Exploring Yellowstone is a fun and educational way to spend the summer with the kids. Read on to find out the 10 great things to see and do at the park. By Erin Gifford
Yellowstone National Park (Flickr: Always Shooting)
Between geysers, hot springs, mud pots and wildlife, like bison and elk, there’s almost too much for kids to see at Yellowstone National Park. The national park is huge, covering more than two million acres across Wyoming, Idaho and Montana.
To make the most of your visit, enter the park from the West Yellowstone (Montana) or Flagg Ranch (Wyoming) entrance, both of which are convenient to must-sees, like Old Faithful and Grand Canyon of the Yellowstone. With so much to see, it’s important to narrow down the best of the best, so here are ten must-do activities to maximize a visit with kids to one of our nation’s most popular parks.
Old Faithful (Flickr: James St. John)
1. Watch Old Faithful Erupt. This is a must, especially for first-time visitors. Park at the Old Faithful Visitor Education Center and check inside to see when the eruptions are predicted for the day. Old Faithful erupts every 35 to 120 minutes and can be seen from benches outside the visitors center.
2. Explore Upper Geyser Basin. From Old Faithful, walk along the one-mile boardwalk through Upper Geyser Basin to check out a variety of hot springs and geysers, including Morning Glory Pool. Take one of the short hiking trails that branch off the boardwalk to explore the geysers from a new vantage point.
3. Let Bubbling Mud Pots Entertain You. Stop to watch bubbling, blooping mud pots throughout the park, including Fountain Paint Pot and Artists Paint Pots. Kids will love to watch the mud pots bubble, though they may hold their noses at the lingering smell of rotten eggs thanks to sulfur in the ground.

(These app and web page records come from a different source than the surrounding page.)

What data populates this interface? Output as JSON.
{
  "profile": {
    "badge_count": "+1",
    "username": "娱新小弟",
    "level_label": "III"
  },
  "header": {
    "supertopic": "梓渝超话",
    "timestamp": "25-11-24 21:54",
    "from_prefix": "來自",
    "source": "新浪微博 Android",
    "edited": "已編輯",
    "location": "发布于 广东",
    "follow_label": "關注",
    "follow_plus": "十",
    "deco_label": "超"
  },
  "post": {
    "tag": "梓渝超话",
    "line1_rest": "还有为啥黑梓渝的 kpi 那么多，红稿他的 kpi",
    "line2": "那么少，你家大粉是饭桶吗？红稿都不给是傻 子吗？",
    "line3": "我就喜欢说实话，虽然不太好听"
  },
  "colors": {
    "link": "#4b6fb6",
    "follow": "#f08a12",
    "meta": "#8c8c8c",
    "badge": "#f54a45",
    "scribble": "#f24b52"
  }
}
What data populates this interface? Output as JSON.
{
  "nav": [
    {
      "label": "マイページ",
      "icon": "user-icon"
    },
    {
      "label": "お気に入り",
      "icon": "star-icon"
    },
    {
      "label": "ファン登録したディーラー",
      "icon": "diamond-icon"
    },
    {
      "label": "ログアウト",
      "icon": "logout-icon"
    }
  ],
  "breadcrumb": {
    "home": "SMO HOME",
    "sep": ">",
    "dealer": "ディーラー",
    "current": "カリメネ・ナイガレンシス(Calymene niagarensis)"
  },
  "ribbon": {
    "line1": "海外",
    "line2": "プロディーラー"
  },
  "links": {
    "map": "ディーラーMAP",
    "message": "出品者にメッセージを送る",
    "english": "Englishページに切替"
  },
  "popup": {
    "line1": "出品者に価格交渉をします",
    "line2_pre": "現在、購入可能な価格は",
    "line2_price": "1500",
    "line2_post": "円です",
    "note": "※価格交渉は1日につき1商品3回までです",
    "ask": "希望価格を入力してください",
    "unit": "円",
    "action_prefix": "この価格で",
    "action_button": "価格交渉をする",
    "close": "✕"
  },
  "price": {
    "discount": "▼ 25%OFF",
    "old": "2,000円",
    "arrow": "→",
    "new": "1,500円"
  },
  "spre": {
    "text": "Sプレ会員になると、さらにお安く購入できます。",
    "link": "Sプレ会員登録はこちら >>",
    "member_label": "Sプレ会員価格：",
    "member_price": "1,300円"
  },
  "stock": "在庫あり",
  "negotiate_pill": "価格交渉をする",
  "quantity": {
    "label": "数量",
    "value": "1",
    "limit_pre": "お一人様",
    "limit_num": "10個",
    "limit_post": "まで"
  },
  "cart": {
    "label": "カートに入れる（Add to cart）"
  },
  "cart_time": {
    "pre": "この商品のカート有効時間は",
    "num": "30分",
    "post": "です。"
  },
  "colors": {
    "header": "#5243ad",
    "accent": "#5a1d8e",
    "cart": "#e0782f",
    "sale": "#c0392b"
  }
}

4. Have a Picnic at West Thumb. There are picnic areas across Yellowstone, but if you can, stop at one of the tables at West Thumb Geyser Basin along Yellowstone Lake. The picnic area is small, but it’s a short walk to a self-guided trail around some of the most beautiful geyser basins in the park.
Nature’s Sculpture, Mammoth Hot Springs (Flickr: Don Graham)
5. Take a Soak in the Boiling River. Bring your swimsuits and splash around in the Boiling River just north of the Mammoth Hot Springs. Kids will love soaking in the warm water after a half-mile trail walk spent looking for wildlife, like bison and elk.
Grand Canyon of Yellowstone (Flickr: faungg’s photo)
6. Be Awed by the Grand Canyon of the Yellowstone. While the Yellowstone’s Grand Canyon may not be as large as the Grand Canyon in Arizona, it’s still a must stop that’s sure to impress your kids. Park near North Rim Drive to hop out of your car for a short walk to a lookout point to see the Lower Falls.
7. Enjoy a Chuckwagon Dinner. Ride on horseback or in a wagon to Yancy’s Hole near Roosevelt Lodge for an Old West Dinner Cookout. Enjoy steak plus all-you-can-eat cole slaw, baked beans, corn muffins and fruit crisp under the stars.
8. Take a Short Hike. There are a variety of easy hikes across Yellowstone that are ideal for families, particularly those with young children. Try South Rim Trail, a flat, five-mile hike that goes along the Grand Canyon of the Yellowstone, offering unmatched views of the Upper and Lower Falls.
Bison and calf in Yellowstone (Flickr: Yellowstone National Park)
9. Get to the Park Early for Animal Watching. Yellowstone is well-known for its wildlife, including elk, moose, bison and bald eagles. Arrive at the park early when the animals are most active and bring along binoculars for some prime wildlife viewing.
10. Become a Young Scientist. At the Old Faithful Visitor Education Center, kids can check out a Young Scientist Toolkit, which includes a thermometer, stopwatch and more, to investigate the area around Old Faithful. Also, pick up and complete an activity booklet to earn a Young Scientist patch or key chain.
There are a number of hotels and lodges inside the park, each of which have restaurants, snack shops and cafeterias open to all park guests, including Old Faithful Inn and Mammoth Hot Springs Hotel. Plan ahead as some of the most popular in-park accommodations can book up a year or more in advance.
Yellowstone National Park is also home to 12 campgrounds for those who want to pitch a tent or hook up an RV. Just outside the West Yellowstone entrance, visitors can also stay at the Yellowstone Park / West Entrance KOA, which boasts one- and two-room cabins, as well as mini golf and a children’s playground.
Erin Gifford of Kidventurous contributed this to MiniTime.